WHAT YOU HAVE TO DO
In the listing below, find each line with the string "selected" and report it.

=-=-=-=-=

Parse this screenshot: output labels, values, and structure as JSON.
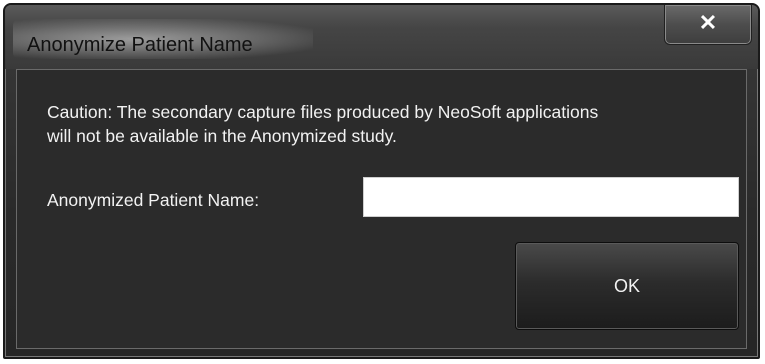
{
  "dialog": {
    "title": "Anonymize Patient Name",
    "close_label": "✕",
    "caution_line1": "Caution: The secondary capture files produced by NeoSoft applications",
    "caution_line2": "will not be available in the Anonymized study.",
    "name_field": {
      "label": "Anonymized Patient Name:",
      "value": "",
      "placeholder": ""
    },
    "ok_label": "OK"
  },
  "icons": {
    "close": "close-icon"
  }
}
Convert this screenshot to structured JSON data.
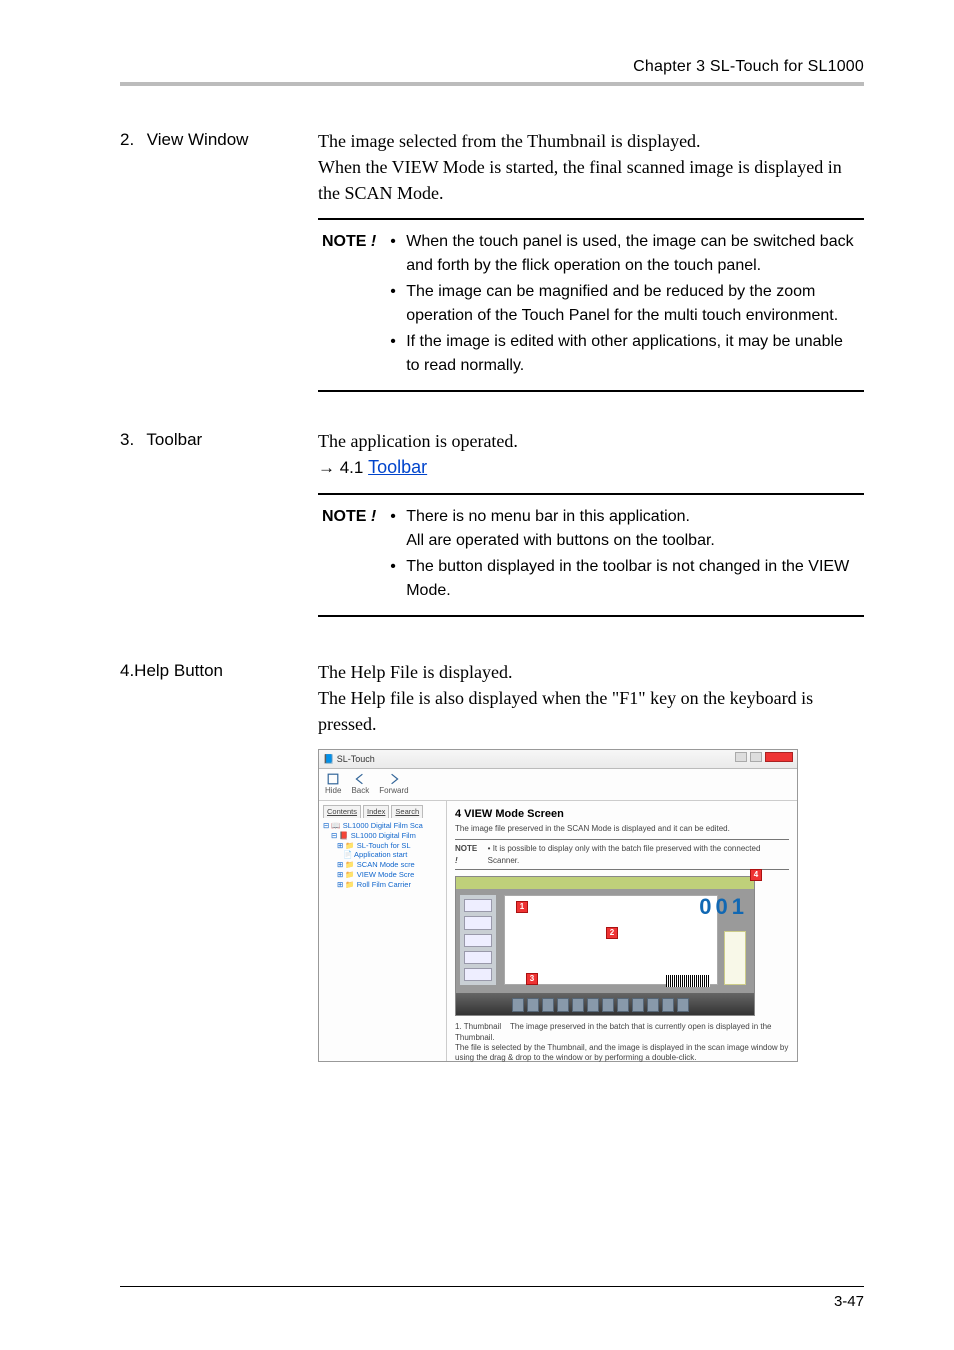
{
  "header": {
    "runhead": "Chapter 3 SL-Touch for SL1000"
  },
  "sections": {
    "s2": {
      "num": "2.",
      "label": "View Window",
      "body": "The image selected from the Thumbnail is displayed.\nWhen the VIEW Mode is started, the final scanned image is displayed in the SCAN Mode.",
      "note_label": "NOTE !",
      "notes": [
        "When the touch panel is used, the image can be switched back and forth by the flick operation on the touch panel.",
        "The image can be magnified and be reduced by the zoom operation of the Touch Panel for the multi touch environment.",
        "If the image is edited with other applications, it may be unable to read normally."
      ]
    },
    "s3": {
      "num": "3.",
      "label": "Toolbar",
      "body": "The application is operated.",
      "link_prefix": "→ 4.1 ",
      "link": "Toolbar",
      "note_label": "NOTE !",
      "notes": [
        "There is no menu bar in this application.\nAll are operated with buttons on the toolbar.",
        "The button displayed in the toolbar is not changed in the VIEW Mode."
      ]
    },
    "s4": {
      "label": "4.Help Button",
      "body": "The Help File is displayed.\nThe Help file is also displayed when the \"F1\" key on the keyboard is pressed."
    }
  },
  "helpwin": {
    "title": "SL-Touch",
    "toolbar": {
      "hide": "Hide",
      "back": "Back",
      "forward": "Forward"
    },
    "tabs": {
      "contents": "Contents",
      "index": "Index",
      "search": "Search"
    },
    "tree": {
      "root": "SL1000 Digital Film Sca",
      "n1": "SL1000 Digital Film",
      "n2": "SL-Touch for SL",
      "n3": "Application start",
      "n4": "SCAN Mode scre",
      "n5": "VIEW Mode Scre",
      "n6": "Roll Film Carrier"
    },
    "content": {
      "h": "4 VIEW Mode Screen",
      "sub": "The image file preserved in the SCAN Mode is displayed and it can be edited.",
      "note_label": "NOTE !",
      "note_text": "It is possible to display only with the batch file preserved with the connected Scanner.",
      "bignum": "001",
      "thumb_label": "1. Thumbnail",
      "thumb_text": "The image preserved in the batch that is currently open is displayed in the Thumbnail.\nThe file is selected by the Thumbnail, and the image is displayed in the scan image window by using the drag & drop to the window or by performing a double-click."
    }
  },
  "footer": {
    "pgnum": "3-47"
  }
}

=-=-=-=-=

EXERCISE OUTPUT
      "body": "The image selected from the Thumbnail is displayed.\nWhen the VIEW Mode is started, the final scanned image is displayed in the SCAN Mode.",
      "thumb_text": "The image preserved in the batch that is currently open is displayed in the Thumbnail.\nThe file is selected by the Thumbnail, and the image is displayed in the scan image window by using the drag & drop to the window or by performing a double-click."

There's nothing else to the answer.